An Official Website of the Commonwealth of Kentucky
Nominations are now being accepted for Kentucky’s most distinguished awards honoring excellence for the preservation and rehabilitation of historic buildings, archaeological resources and cultural sites. The 38th Annual Ida Lee Willis Memorial Foundation Historic Preservation Awards will be presented in May, National Historic Preservation Month.
The awards recognize investment, advocacy, volunteerism, building partnerships, public involvement, lifelong commitment and significant achievement, and are sponsored jointly by the Ida Lee Willis Memorial Foundation and the Kentucky Heritage Council/State Historic Preservation Office.
Preservation Project Awards honor outstanding examples of historic building rehabilitation or for other projects that have furthered the preservation of Kentucky’s built environment; Service to Preservation Awards recognize individuals, organizations, nonprofits, public officials, financial institutions, news media, volunteers and others whose contributions have had a positive impact in their communities; and the Ida Lee Willis Memorial Award goes to the individual who has demonstrated outstanding dedication to the cause of historic preservation in the Commonwealth.

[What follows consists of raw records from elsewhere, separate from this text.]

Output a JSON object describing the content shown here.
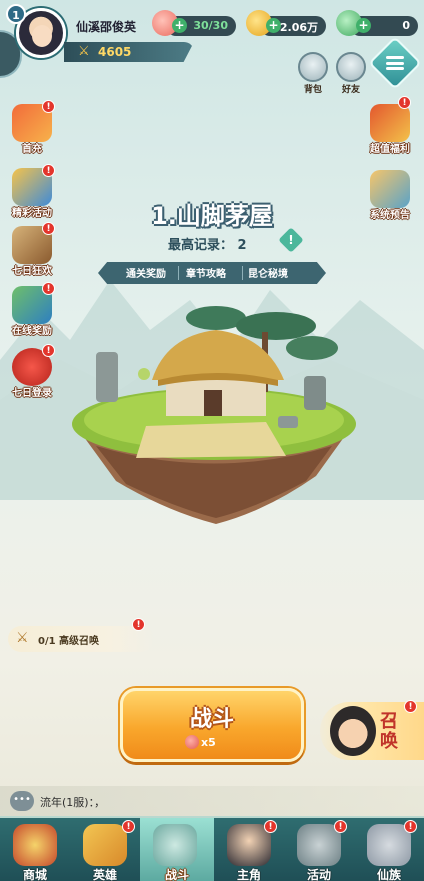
{
  "player": {
    "level": "1",
    "name": "仙溪邵俊英",
    "power": "4605"
  },
  "resources": {
    "stamina": "30/30",
    "gold": "2.06万",
    "gems": "0"
  },
  "top_icons": [
    {
      "label": "背包",
      "icon": "backpack-icon"
    },
    {
      "label": "好友",
      "icon": "friends-icon"
    }
  ],
  "left_menu": [
    {
      "label": "首充",
      "badge": "!",
      "icon": "first-recharge-icon"
    },
    {
      "label": "精彩活动",
      "badge": "!",
      "icon": "events-icon"
    },
    {
      "label": "七日狂欢",
      "badge": "!",
      "icon": "seven-day-carnival-icon"
    },
    {
      "label": "在线奖励",
      "badge": "!",
      "icon": "online-reward-icon"
    },
    {
      "label": "七日登录",
      "badge": "!",
      "icon": "seven-day-login-icon"
    }
  ],
  "right_menu": [
    {
      "label": "超值福利",
      "badge": "!",
      "icon": "treasure-chest-icon"
    },
    {
      "label": "系统预告",
      "badge": "",
      "icon": "system-preview-icon"
    }
  ],
  "stage": {
    "title": "1.山脚茅屋",
    "best_record_label": "最高记录：",
    "best_record_value": "2",
    "tabs": [
      "通关奖励",
      "章节攻略",
      "昆仑秘境"
    ]
  },
  "summon_progress": {
    "text": "0/1 高级召唤",
    "badge": "!"
  },
  "battle": {
    "label": "战斗",
    "cost": "x5"
  },
  "summon": {
    "label": "召唤",
    "badge": "!"
  },
  "chat": {
    "icon_text": "•••",
    "message": "流年(1服)：，"
  },
  "bottom_nav": [
    {
      "label": "商城",
      "icon": "shop-icon",
      "badge": ""
    },
    {
      "label": "英雄",
      "icon": "heroes-icon",
      "badge": "!"
    },
    {
      "label": "战斗",
      "icon": "battle-icon",
      "badge": "",
      "active": true
    },
    {
      "label": "主角",
      "icon": "protagonist-icon",
      "badge": "!"
    },
    {
      "label": "活动",
      "icon": "activity-icon",
      "badge": "!"
    },
    {
      "label": "仙族",
      "icon": "clan-icon",
      "badge": "!"
    }
  ],
  "colors": {
    "accent": "#2f6d70",
    "battle_button": "#f9a72c",
    "badge_red": "#e3352c"
  }
}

In 2015, awards went to successful adaptive reuse and rehab of a former tobacco warehouse, a row of shotgun houses, a cemetery, a battlefield, a historic commercial building ravaged by fire, a rural church and a coffee house located in eastern Kentucky, and the steering committee for an annual event that teaches about traditional Native American lifeways. K. Norman Berry of Louisville was recipient of the Ida Lee Willis Memorial Award.
All nominations must be received in the KHC office or postmarked by Friday, April 15. See below for a nomination form and complete guidelines.
Left: The Fulton Conway Building at 805 West Main Street in Louisville, before and after rehabilitation, recipient of a Preservation Project Award in 2015. Originally a tobacco warehouse constructed in the late 1800s, today the building serves as national headquarters for Sons of the American Revolution.
The awards have special meaning this year as 2016 is the 50th anniversary of the National Historic Preservation Act and the founding of the Kentucky Heritage Council.
The foundation was chartered in 1979 to honor the late Ida Lee Willis, widow of former Gov. Simeon Willis and first executive director of the Kentucky Heritage Commission (now the Kentucky Heritage Council). Under her direction, the agency initiated the first statewide survey of historic resources and nominated the first sites to the National Register of Historic Places. Today, Kentucky is fourth among states in National Register listings, nearing 3,400 districts, sites and structures, and in 2016, the Kentucky historic resources inventory database will surpass 100,000 listings.
The annual statewide historic preservation awards are named for the late Ida Lee Willis, a former Kentucky first lady who was appointed first executive director of the Kentucky Heritage Commission (now the Kentucky Heritage Council) in 1966. Under her direction, the agency began in earnest to survey the state, nominate sites to the National Register of Historic Places, award grants and promote preservation statewide.
Mrs. Willis was the widow of former Gov. Simeon Willis, and she was directly responsible for saving the historic Vest-Lindsey House in Frankfort (rendering below), an anchor in Frankfort's "Corner in Celebrities." The Vest-Lindsey House is one of nearly 40 homes that remain in the Corner in Celebrities, first described by Alice Trabue in her book of the same name, published in 1922.
In the opening paragraphs, Ms. Trabue explains that there is “…a quaint corner of the town from which have sprung, probably, more distinguished men than from any like area I the United States. Covering about four acres, bounded by four streets bearing the historic names of Washington, Wilkinson, Montgomery and Wapping, is the central group of some noble old houses which sheltered sires and sons whose deeds brought fame and ever lasting glory to Kentucky.” These include:
The Vest-Lindsey House was home of a long-time early Kentucky Congressman, George Graham Vest, who is best remembered for his closing trial arguments in an 1870 lawsuit over a man’s killing of his neighbor’s dog. In his famed “Tribute to a Dog” speech, Vest coined the well-known phrase “Dog is man’s best friend.” In 1846 the house was sold to prominent attorney and state legislator Thomas Noble Lindsey, whose son, Daniel Weisiger Lindsey, was adjutant general and inspector general in charge of all Union Army forces in Kentucky.
The Ida Lee Willis Memorial Foundation was chartered in 1979 to honor Mrs. Willis for her efforts in helping preserve Kentucky’s historic and archaeological resources. Sally Willis Meigs is her daughter, and she continues her mother’s legacy with her service on the foundation board. A line drawing of the Vest-Lindsey House serves as the foundation's logo.
Diane ComerPublic Information OfficerKentucky Heritage Council (502) 564-7005, ext. firstname.lastname@example.org